The Guardian

This and the following article are related.  Yesterday while driving, I heard the briefest of notes, almost a footnote to the days events — Russia aproaches the US about the civil war in Syria and the war with ISIL.  OK, they got me hooked.  So the Guardian article is more about the coming together against ISIL while the Slate article is more about Russia's motives.  I am sure that Putin will find fertile ground in a Republican dominated Congress should he decide to pull a "Netanyahu".

Slate — A few weeks ago, I noted that with Russia’s economy sagging under the weight of both international sanctions and low oil prices, and the situation in Ukraine mired in stalemate, Vladimir Putin’s government was badly in need of a new foreign crisis in which the president could demonstrate decisive leadership. As it turns out, that crisis has been found not in the Baltics or the Arctic but in Syria, where Russia, in recent weeks, has launched both a military build-up and a diplomatic offensive.

The Pentagon says that Russia, one of the main international backers of embattled Syrian President Bashar al-Assad, has been building up its military forces in Syria, setting up a forward operating base near the northern coastal city of Latakia and using an air corridor over Iran and Iraq to fly in military equipment and personnel. Defense officials have compared the operation to the build-up of Russian forces in Crimea prior to the 2014 annexation.

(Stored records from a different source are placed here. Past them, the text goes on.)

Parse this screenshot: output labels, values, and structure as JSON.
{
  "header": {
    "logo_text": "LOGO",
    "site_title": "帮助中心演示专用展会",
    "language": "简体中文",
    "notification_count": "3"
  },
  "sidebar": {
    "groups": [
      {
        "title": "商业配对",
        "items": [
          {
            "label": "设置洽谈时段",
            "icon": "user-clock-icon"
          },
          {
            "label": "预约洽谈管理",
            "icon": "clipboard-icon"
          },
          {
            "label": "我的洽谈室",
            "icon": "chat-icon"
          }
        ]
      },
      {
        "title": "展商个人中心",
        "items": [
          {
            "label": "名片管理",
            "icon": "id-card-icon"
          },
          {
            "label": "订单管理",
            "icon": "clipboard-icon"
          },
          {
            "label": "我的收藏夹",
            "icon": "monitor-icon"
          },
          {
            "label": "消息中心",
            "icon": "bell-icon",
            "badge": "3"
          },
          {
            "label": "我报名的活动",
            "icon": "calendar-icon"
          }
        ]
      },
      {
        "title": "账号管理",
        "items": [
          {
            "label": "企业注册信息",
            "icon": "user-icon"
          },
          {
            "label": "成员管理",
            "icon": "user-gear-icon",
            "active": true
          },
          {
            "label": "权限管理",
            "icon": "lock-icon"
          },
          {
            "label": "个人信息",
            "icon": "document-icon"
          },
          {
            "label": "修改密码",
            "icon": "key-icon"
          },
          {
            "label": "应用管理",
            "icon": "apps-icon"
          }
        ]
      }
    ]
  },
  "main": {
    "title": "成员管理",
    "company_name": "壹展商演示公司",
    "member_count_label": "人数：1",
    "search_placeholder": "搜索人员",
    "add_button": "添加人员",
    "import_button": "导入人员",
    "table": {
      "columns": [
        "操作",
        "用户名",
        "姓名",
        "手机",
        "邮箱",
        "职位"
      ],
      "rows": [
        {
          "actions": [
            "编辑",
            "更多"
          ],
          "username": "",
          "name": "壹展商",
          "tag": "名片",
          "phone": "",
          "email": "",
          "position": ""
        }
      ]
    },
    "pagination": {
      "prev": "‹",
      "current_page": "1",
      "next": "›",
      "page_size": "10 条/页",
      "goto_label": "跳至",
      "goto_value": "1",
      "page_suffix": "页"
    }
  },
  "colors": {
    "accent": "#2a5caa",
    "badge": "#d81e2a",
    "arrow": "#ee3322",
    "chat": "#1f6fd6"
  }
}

My Universe — h/t JL — This is my version of heaven . . . absolutely purrfect!